Stress bonding, a technique where mild stress is used to encourage rabbits to seek comfort in each other, can be effective in some cases. However, this should only be used as a last resort, and under the guidance of a professional, as inappropriate use can result in harm to the rabbits.

Conclusion: The Journey towards a Harmonious Habitat

Addressing aggression in male rabbits and fostering bonding is no small feat. It is a journey that requires a comprehensive understanding of rabbit behaviour, meticulous observation and great patience. From considering neutering to implementing environmental enrichment and facilitating monitored bonding sessions, each step brings you closer to creating a harmonious habitat for your rabbits.

Remember, each rabbit is unique, and success lies in understanding and catering to their individual needs and preferences. Observing subtle changes in their body language, providing a neutral territory for interaction, and allowing the bonding process to occur at its own pace are all crucial elements of this journey.

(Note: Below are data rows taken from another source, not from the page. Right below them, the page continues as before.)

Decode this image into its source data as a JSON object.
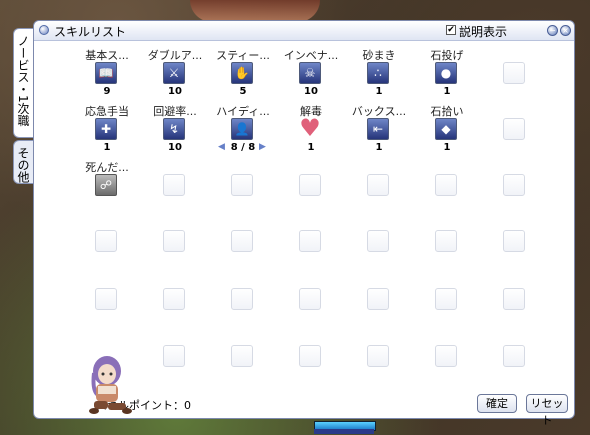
{
  "window": {
    "title": "スキルリスト",
    "desc_checkbox_label": "説明表示",
    "desc_checkbox_checked": "✔",
    "minimize_glyph": "−",
    "close_glyph": "×"
  },
  "tabs": [
    {
      "label": "ノービス・1次職",
      "active": true
    },
    {
      "label": "その他",
      "active": false
    }
  ],
  "skills": [
    {
      "name": "基本ス...",
      "level": "9",
      "icon": "book-icon"
    },
    {
      "name": "ダブルア...",
      "level": "10",
      "icon": "double-attack-icon"
    },
    {
      "name": "スティー...",
      "level": "5",
      "icon": "steal-icon"
    },
    {
      "name": "インベナ...",
      "level": "10",
      "icon": "envenom-icon"
    },
    {
      "name": "砂まき",
      "level": "1",
      "icon": "sand-icon"
    },
    {
      "name": "石投げ",
      "level": "1",
      "icon": "stone-throw-icon"
    },
    {
      "name": "応急手当",
      "level": "1",
      "icon": "first-aid-icon"
    },
    {
      "name": "回避率...",
      "level": "10",
      "icon": "flee-icon"
    },
    {
      "name": "ハイディ...",
      "level": "8 / 8",
      "icon": "hiding-icon",
      "has_arrows": true
    },
    {
      "name": "解毒",
      "level": "1",
      "icon": "detox-heart-icon"
    },
    {
      "name": "バックス...",
      "level": "1",
      "icon": "backslide-icon"
    },
    {
      "name": "石拾い",
      "level": "1",
      "icon": "pick-stone-icon"
    },
    {
      "name": "死んだ...",
      "level": "",
      "icon": "play-dead-icon"
    }
  ],
  "footer": {
    "skill_points": "スキルポイント：0",
    "ok_button": "確定",
    "reset_button": "リセット"
  }
}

In the long term, the reward is a peaceful co-existence among your rabbits, creating a more enriching and enjoyable experience for both them and you. As a responsible house rabbit owner, your efforts in promoting bonding and mitigating aggression will ultimately pave the way for a healthier, happier bunny community.